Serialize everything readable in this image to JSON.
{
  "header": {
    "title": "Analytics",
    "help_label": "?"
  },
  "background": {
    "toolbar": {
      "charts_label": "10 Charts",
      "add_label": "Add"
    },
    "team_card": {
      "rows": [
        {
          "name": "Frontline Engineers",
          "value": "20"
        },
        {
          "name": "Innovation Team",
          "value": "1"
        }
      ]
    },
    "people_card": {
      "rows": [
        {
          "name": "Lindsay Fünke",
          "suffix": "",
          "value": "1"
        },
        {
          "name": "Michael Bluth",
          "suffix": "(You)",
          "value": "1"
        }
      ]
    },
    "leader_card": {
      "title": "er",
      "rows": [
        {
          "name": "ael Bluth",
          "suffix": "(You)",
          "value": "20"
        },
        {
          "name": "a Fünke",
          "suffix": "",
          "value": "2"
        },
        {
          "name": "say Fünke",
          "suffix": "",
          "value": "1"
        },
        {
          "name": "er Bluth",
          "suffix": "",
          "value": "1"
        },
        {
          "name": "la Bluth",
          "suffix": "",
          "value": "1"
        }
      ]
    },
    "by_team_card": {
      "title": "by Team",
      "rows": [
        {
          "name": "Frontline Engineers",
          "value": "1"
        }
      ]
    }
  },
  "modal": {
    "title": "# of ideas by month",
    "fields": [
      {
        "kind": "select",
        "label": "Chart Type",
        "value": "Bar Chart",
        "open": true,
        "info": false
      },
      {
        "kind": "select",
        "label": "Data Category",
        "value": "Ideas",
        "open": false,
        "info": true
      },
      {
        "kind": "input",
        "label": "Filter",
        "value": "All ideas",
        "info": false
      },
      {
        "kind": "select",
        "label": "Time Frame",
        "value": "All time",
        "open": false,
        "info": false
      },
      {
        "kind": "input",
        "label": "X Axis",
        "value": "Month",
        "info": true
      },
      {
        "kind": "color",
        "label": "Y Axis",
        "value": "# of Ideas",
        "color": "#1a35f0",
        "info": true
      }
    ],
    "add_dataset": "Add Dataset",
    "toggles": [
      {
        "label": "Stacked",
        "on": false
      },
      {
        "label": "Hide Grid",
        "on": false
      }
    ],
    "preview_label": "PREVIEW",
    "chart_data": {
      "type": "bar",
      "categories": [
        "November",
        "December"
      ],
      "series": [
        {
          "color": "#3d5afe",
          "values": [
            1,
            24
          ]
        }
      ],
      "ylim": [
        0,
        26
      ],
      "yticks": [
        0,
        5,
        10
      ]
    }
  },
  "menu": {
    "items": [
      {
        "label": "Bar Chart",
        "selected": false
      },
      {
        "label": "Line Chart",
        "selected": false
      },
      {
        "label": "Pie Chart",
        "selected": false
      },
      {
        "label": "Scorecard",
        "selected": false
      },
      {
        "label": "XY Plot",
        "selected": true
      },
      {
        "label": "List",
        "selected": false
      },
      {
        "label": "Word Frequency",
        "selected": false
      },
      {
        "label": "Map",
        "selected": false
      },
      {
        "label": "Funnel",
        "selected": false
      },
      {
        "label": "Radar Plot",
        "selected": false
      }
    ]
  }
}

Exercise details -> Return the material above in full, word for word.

Task answer ->
Serialize everything readable in this image to JSON.
{
  "header": {
    "title": "Analytics",
    "help_label": "?"
  },
  "background": {
    "toolbar": {
      "charts_label": "10 Charts",
      "add_label": "Add"
    },
    "team_card": {
      "rows": [
        {
          "name": "Frontline Engineers",
          "value": "20"
        },
        {
          "name": "Innovation Team",
          "value": "1"
        }
      ]
    },
    "people_card": {
      "rows": [
        {
          "name": "Lindsay Fünke",
          "suffix": "",
          "value": "1"
        },
        {
          "name": "Michael Bluth",
          "suffix": "(You)",
          "value": "1"
        }
      ]
    },
    "leader_card": {
      "title": "er",
      "rows": [
        {
          "name": "ael Bluth",
          "suffix": "(You)",
          "value": "20"
        },
        {
          "name": "a Fünke",
          "suffix": "",
          "value": "2"
        },
        {
          "name": "say Fünke",
          "suffix": "",
          "value": "1"
        },
        {
          "name": "er Bluth",
          "suffix": "",
          "value": "1"
        },
        {
          "name": "la Bluth",
          "suffix": "",
          "value": "1"
        }
      ]
    },
    "by_team_card": {
      "title": "by Team",
      "rows": [
        {
          "name": "Frontline Engineers",
          "value": "1"
        }
      ]
    }
  },
  "modal": {
    "title": "# of ideas by month",
    "fields": [
      {
        "kind": "select",
        "label": "Chart Type",
        "value": "Bar Chart",
        "open": true,
        "info": false
      },
      {
        "kind": "select",
        "label": "Data Category",
        "value": "Ideas",
        "open": false,
        "info": true
      },
      {
        "kind": "input",
        "label": "Filter",
        "value": "All ideas",
        "info": false
      },
      {
        "kind": "select",
        "label": "Time Frame",
        "value": "All time",
        "open": false,
        "info": false
      },
      {
        "kind": "input",
        "label": "X Axis",
        "value": "Month",
        "info": true
      },
      {
        "kind": "color",
        "label": "Y Axis",
        "value": "# of Ideas",
        "color": "#1a35f0",
        "info": true
      }
    ],
    "add_dataset": "Add Dataset",
    "toggles": [
      {
        "label": "Stacked",
        "on": false
      },
      {
        "label": "Hide Grid",
        "on": false
      }
    ],
    "preview_label": "PREVIEW",
    "chart_data": {
      "type": "bar",
      "categories": [
        "November",
        "December"
      ],
      "series": [
        {
          "color": "#3d5afe",
          "values": [
            1,
            24
          ]
        }
      ],
      "ylim": [
        0,
        26
      ],
      "yticks": [
        0,
        5,
        10
      ]
    }
  },
  "menu": {
    "items": [
      {
        "label": "Bar Chart",
        "selected": false
      },
      {
        "label": "Line Chart",
        "selected": false
      },
      {
        "label": "Pie Chart",
        "selected": false
      },
      {
        "label": "Scorecard",
        "selected": false
      },
      {
        "label": "XY Plot",
        "selected": true
      },
      {
        "label": "List",
        "selected": false
      },
      {
        "label": "Word Frequency",
        "selected": false
      },
      {
        "label": "Map",
        "selected": false
      },
      {
        "label": "Funnel",
        "selected": false
      },
      {
        "label": "Radar Plot",
        "selected": false
      }
    ]
  }
}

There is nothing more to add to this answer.